The Honda WR-V is a latecomer into Indonesia’s fast growing budget SUV market. Up until last year, the A-segment SUV was dominated by the Toyota Raize / Daihatsu Rocky duo – Indonesian twins of our Perodua Ativa.
All that changed when the Honda WR-V was launched in November 2022 and deliveries started in December.
Within 3 months, Honda is now sitting on over 5,000 outstanding orders and as of February 2023, the Honda WR-V controls over 40 percent of Indonesia’s A-SUV segment.
Cumulative 2023 sales (as of February) have hit 2,936 units. This is more than the Toyota Raize (2,107 units) and Daihatsu Rocky (1,095 units).
Of course, if you were to combine the otherwise identical Daihatsu and Toyota, the Toyota Motor group is still ahead, thanks to the combined brands’ much wider dealer network’s reach.
As a recap, the Honda WR-V is powered by a 1.5-litre 4-cylinder naturally aspirated i-VTEC engine that makes 121 PS / 145 Nm, paired to a CVT. That’s more powerful than the Toyota Raize’s / Daihatsu Rocky’s 1.0-litre turbocharged 3-cylinder engine’s 98 PS / 140 Nm.

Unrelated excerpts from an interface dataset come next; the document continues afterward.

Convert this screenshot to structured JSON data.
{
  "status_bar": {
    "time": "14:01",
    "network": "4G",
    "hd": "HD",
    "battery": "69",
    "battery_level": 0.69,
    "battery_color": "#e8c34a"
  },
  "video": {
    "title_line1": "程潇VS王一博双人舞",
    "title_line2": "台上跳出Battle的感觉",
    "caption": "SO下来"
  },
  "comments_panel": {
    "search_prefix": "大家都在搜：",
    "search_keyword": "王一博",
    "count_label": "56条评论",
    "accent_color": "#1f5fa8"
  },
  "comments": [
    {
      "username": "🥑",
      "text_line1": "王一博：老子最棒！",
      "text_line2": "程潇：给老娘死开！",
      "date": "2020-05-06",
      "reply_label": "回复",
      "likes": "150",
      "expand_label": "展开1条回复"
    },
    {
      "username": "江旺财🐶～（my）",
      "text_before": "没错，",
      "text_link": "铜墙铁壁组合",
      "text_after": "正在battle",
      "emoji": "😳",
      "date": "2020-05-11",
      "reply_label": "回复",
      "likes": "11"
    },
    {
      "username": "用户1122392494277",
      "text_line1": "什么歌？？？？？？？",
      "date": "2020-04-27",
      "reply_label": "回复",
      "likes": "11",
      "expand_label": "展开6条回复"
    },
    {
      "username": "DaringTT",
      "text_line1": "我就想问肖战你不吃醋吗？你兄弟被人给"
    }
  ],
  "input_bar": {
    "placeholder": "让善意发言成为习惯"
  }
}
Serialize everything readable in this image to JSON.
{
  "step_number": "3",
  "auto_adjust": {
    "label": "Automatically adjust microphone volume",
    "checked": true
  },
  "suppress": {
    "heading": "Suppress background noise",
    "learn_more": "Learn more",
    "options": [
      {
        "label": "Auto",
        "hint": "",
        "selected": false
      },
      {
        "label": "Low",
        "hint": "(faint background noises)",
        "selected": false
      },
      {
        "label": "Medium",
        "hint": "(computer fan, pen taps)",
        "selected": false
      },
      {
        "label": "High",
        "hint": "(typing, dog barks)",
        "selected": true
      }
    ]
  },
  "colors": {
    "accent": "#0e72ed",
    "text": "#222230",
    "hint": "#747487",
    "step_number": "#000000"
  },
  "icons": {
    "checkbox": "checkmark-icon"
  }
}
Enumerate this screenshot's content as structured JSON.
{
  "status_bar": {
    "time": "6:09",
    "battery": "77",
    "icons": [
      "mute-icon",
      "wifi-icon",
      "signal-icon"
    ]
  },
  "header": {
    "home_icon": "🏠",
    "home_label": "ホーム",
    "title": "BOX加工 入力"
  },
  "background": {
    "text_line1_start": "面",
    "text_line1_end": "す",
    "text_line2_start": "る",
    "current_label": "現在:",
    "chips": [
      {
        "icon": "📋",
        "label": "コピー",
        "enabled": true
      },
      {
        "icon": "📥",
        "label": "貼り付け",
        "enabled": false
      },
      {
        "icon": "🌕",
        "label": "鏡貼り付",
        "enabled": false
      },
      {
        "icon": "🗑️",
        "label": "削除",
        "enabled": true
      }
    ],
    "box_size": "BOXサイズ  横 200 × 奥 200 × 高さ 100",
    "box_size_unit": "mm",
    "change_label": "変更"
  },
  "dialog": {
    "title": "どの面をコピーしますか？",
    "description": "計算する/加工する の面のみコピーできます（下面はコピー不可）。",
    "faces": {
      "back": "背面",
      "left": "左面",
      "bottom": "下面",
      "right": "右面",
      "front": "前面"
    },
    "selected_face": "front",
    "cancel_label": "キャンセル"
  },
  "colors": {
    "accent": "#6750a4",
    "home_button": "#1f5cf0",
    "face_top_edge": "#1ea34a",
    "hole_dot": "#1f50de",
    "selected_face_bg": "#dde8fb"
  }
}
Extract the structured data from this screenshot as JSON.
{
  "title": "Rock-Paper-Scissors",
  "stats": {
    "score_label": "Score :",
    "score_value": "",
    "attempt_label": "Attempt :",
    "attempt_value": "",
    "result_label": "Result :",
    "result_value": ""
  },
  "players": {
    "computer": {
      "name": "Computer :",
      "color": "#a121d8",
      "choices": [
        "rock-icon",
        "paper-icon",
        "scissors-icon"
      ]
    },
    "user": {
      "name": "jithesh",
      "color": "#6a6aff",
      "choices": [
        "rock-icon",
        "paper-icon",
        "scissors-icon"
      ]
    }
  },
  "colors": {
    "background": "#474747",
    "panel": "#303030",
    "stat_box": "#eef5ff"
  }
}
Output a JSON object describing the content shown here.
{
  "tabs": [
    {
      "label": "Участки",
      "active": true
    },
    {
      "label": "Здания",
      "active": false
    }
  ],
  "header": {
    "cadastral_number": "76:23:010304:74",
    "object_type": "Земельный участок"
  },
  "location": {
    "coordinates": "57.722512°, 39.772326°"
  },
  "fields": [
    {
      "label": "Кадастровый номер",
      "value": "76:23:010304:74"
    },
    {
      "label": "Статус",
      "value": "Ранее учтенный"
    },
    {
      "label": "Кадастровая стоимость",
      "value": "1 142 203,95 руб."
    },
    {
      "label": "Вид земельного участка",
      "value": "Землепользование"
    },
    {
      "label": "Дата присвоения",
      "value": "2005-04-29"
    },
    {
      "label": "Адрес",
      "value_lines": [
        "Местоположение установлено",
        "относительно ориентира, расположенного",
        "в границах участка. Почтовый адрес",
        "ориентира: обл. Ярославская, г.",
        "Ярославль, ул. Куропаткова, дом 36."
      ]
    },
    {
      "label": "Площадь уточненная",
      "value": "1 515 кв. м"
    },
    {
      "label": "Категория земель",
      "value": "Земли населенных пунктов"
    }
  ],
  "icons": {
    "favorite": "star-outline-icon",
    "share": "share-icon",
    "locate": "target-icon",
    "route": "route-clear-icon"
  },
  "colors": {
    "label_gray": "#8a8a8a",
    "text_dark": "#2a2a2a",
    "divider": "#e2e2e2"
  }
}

The Honda WR-V is available in Indonesia in 3 variants, all with the same engine and transmission.
The entry E variant starts from IDR 271.9 million (~RM 83k), reaching IDR 309.9 million (~RM 94k) for the RS variant with Honda Sensing.
For reference, the most expensive Raize / Rocky variant tops out at around IDR 283 million (~RM 86k), which implies that more Indonesians are willing to pay more for the WR-V.
The Honda WR-V has also been launched in Thailand and you can be certain that Malaysia will be next.
However in Thailand, it is the reverse, where the WR-V starts from THB 799,00, which is higher than the City’s THB 579,500 and the City Hatchback’s THB 599,000. This is because the Thailand market WR-V is imported from Indonesia and thus doesn’t benefit from Eco Car Phase 2 tax incentives enjoyed by the locally produced City and City Sedan.
All else being equal, the A-segment WR-V should be priced lower than the B-segment City / City Hatchback but it’s difficult to predict if this can happen in Malaysia. There is of course the Perodua factor.
Can Honda Malaysia launch a new entry-level product that is cheaper than the City? It’s hard to tell. Perodua pays almost zero excise tax thanks to its 98 percent local content and high local R&D activities.
Looking at Honda Malaysia’s product line-up, there is still a RM 20,000 gap between the City / City Hatchback and the Honda HR-V, putting aside e:HEV RS variants.